Perry Benjamin, Grandpa Noble, and his wife Ethyl operated the thirty-five acre farm on the ridge from the 1920s until the 60s. At that time, their eldest son and his wife, Vincent and Julia Noble, took over. James A. Noble, husband of Laurie, returned to the farm after serving during the Vietnam War and has been growing apples ever since. He and Laurie, whose friendly face greets customers at farmers’ markets and events, took over the operation in 2002. The two operate the farm, growing, harvesting, pruning, and selling their apples, peaches, and nectarines through the Chico’s farmers’ markets as well as on the farm.

Most trees in the orchard, some solar panels and water storage tanks, and one tractor survive the fire. “That means that there is a future for the operation,” avows Laurie. “If the trees had all been destroyed and we had to start from ground zero, we might make some different decisions. We still have four or five varieties of peaches and nectarines and thirteen or fourteen varieties of apples.”

In total, they lost thirty or forty trees on the north end of the orchard, which were in close proximity to large, hotburning ponderosa pines. Though many of the trees survived, the equipment the Nobles use for harvesting, pruning, and caring for their trees has been destroyed. Miles of drip tape and irrigation system parts melted and will need to be replaced.

Jim and Laurie Noble stand beside a burned wooden building that Grandpa Noble had overlaid years ago with serpentine rock. The Nobles hope to repurpose the rock in a structure for orchard visitors, perhaps as an apron on a large deck.

As Laurie recounts stories about the farm, its structures, and rich family history, most end with “of course, that’s gone now.”—Laurie Noble, Noble Orchards

Unfortunately, there isn’t much farming or life that can resume on the property while the Nobles, along with many in Paradise, wait in line to have their debris cleared and removed, soil tested, water restored. Without an irrigation system, power, farming equipment, and a timeline for debris removal and rebuilding, Laurie and Jim do not anticipate harvesting fruit this year.

But Laurie looks forward to using whatever salvageable parts and pieces built by Grandpa Noble in the 1920s and ‘30s they can; they will also be bringing Noble Orchards into the twenty-first century. She has plans to make the orchards friendly for the 300 visitors who come daily to the farm stand during harvest so they can park their vehicles and see the operation.

There is a future for Noble Orchards in Paradise. “The quality of apples produced in the foothills far exceed what’s grown in the valley,” says Laurie. “Yes, there are apple producers and there have been other apple producers in Butte County. . . . The public has realized that you can’t put houses everywhere and still produce food. It’s important to have a balance between the two.As one door closes, several others open. Most evacuees’ experience has been the goodness in everyone’s souls, the kindness, the compassion, and it is so appreciated, needed, and respected. That makes it all bearable.”

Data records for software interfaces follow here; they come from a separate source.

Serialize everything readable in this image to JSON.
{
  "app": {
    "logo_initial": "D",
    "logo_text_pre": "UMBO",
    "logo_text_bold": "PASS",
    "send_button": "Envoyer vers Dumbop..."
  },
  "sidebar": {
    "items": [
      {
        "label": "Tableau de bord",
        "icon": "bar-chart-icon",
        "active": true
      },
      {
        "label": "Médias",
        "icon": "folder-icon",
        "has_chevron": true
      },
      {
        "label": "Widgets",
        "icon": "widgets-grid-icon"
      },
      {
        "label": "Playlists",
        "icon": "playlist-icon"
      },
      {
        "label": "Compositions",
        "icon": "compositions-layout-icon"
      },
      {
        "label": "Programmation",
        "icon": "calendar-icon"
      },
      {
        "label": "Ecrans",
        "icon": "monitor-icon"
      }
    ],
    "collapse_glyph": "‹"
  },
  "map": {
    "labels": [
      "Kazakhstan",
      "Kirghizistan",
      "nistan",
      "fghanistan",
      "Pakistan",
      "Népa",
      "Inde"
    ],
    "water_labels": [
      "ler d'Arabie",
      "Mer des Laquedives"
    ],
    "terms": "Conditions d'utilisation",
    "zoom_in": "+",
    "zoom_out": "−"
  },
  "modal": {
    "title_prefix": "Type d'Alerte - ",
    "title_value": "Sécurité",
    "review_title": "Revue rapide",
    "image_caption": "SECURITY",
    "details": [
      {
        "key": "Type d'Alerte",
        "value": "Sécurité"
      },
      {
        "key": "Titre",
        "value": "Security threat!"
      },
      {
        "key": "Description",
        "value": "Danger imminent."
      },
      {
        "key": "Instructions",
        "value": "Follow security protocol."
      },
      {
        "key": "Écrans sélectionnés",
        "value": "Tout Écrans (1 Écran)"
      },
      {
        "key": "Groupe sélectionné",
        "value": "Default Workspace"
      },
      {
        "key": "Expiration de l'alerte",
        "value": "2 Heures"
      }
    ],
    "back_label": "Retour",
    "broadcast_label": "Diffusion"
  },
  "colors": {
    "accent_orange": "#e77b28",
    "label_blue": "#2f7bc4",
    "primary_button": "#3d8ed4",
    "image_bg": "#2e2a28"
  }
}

“Granny Smith apples must be some of the hardiest apples in the world,” notes Laurie Noble. Granny Smiths still cling to Noble Orchards’ bare tree branches several months after the fire.

Laurie says that friends, strangers, and farmers near and far have offered to donate equipment and supplies to rebuild and keep the operation going. “It’s amazing to know that other people are here to help. They say, ‘We know those people have burned. Let’s see what we can do for them.’”

Friends at Sunset View Growers in Oroville offered the Nobles a place to stay just after the fire and probably had no idea that Laurie and Jim would still be staying with them months later. Once they get back on their feet, Jim and Laurie Noble will be happy to pay back what was given to them to some person, somewhere, in some way. Maybe that day will be their centennial celebration coming up in 2021, which Laurie Noble fully intends to share with the community.